For my bi-weekly post at SleuthSayers, I reflect on the final texts and discussions from my “Women of Mystery” course at George Mason University, which had its final classes this week (with essays and grading and exams and more grading still ahead). We finished our classwork looking at Sue Grafton’s A Is For Alibi and Sisters in Crime’s recent Report for Change, focused on questions of diversity, equity and inclusion in the genre. Surprisingly even to me (who put the syllabus together), there was a direct transition from Grafton’s book to the SinC report—as my students helped me to see. (I learn as much as they do from these classes sometimes.)
Here’s a key excerpt from my post:
This semester marks the first time I’ve taught a course in “Women of Mystery” and the last couple of classes brought some interesting discussions and left me with plenty to think about myself. The final book we studied was Sue Grafton’s A Is For Alibi, a novel I’ve taught before in the context of hard-boiled detective fiction—how this novel builds out of that tradition and shifts its focus.
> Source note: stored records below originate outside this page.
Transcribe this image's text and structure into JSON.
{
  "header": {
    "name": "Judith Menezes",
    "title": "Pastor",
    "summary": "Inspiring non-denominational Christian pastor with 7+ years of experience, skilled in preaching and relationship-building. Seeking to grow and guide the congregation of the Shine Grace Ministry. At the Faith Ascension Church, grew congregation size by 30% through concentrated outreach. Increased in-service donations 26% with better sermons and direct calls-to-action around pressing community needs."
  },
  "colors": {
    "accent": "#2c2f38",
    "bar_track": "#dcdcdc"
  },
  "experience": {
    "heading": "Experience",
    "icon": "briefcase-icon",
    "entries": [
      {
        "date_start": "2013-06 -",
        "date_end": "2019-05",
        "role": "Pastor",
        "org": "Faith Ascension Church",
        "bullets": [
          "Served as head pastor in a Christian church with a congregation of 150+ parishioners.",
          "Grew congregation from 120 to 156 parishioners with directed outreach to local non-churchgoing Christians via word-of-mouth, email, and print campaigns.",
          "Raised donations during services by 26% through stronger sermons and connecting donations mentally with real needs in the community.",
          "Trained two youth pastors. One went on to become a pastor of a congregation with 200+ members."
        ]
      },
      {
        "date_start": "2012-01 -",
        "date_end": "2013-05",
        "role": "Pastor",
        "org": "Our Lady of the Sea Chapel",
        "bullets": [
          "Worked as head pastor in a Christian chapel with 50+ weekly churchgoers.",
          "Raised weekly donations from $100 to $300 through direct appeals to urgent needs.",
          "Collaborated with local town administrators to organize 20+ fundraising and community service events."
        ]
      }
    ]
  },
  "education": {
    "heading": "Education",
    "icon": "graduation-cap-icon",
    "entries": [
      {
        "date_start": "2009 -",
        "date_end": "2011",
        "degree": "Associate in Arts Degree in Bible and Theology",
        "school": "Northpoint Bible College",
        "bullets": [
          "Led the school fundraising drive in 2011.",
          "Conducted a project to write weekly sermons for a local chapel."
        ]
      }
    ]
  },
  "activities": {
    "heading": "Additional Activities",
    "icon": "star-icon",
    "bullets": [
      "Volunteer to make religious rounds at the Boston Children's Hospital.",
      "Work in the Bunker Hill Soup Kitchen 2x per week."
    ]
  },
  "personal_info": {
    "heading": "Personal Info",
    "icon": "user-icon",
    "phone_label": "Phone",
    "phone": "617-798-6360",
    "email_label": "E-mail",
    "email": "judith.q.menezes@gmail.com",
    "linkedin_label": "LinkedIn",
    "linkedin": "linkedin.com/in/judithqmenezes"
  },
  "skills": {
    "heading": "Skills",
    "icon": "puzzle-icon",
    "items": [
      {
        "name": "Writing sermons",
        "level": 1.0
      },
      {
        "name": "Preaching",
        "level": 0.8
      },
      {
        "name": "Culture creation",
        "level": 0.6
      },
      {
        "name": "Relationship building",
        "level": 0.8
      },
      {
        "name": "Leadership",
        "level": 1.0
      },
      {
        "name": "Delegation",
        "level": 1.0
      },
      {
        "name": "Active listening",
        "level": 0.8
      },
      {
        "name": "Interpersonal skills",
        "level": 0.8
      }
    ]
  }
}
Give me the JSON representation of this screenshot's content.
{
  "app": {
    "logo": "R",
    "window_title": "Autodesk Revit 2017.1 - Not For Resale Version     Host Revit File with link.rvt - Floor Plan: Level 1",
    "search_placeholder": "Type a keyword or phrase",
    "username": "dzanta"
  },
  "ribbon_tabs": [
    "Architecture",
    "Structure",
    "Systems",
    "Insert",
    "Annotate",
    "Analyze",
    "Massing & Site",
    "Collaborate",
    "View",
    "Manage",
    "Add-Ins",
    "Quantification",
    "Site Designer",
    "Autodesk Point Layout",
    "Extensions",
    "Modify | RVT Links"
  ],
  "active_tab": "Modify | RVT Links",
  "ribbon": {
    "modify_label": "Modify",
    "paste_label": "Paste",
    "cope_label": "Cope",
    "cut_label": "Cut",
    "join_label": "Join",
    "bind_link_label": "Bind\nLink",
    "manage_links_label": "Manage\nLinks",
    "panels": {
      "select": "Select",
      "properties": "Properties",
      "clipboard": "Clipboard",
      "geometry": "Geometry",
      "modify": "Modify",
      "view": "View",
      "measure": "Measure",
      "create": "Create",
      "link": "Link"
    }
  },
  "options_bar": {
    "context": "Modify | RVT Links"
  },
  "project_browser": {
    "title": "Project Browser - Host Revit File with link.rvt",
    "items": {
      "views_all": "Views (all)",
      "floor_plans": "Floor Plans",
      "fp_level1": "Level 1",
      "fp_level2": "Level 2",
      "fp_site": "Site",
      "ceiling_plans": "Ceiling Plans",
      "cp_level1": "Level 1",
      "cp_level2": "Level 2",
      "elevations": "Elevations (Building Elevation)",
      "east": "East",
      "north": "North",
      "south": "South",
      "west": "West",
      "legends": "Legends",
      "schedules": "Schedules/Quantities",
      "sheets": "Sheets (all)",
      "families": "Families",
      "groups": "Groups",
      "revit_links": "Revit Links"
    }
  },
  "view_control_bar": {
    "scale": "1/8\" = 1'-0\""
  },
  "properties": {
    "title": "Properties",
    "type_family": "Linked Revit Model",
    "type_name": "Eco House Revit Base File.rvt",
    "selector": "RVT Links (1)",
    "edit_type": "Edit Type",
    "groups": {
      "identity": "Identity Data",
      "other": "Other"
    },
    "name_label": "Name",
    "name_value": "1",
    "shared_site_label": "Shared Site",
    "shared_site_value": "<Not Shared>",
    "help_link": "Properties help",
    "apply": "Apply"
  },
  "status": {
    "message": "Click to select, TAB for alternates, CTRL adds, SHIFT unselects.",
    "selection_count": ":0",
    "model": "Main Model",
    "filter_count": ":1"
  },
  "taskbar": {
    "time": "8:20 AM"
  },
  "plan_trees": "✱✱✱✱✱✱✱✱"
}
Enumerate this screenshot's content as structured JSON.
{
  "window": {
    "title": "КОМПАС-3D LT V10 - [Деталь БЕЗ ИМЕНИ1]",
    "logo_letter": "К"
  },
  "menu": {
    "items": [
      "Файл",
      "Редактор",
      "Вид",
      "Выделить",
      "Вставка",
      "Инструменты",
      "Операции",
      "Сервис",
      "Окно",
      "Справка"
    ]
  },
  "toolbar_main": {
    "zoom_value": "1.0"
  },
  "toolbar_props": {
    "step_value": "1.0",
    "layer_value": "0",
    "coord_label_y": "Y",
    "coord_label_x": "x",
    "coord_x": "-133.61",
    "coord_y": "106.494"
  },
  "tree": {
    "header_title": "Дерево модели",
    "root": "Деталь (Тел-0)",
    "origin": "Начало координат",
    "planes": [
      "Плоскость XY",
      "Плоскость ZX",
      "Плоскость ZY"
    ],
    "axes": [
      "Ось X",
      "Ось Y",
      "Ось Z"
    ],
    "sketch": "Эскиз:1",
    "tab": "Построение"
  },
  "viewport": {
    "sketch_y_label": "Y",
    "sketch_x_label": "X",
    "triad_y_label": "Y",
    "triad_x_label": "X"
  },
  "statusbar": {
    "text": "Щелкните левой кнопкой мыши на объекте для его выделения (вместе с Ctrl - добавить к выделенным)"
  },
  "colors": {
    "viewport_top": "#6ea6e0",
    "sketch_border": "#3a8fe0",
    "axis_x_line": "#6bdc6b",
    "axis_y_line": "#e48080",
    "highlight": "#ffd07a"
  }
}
This time, obviously, we were looking at the history of women crime writers and female detectives, which offered a different context. In one class discussion, for example, we charted the great diversity of female characters represented in the book: from young to old, from working class to upper class, from single women to married women to divorced women and with a mix of mistresses in between, and from the domestically minded to the fiercely independent; as students pointed out, while Kinsey Milhone is always jogging and keeping an eye on her health, we also have a character saying that “Fat is beautiful” and arguing for special rights for the “grossly overweight.”
But amidst all the diversity of women’s experiences catalogued in the book, there was a key bit of diversity missing: As my students pointed out, nearly all the characters here are white.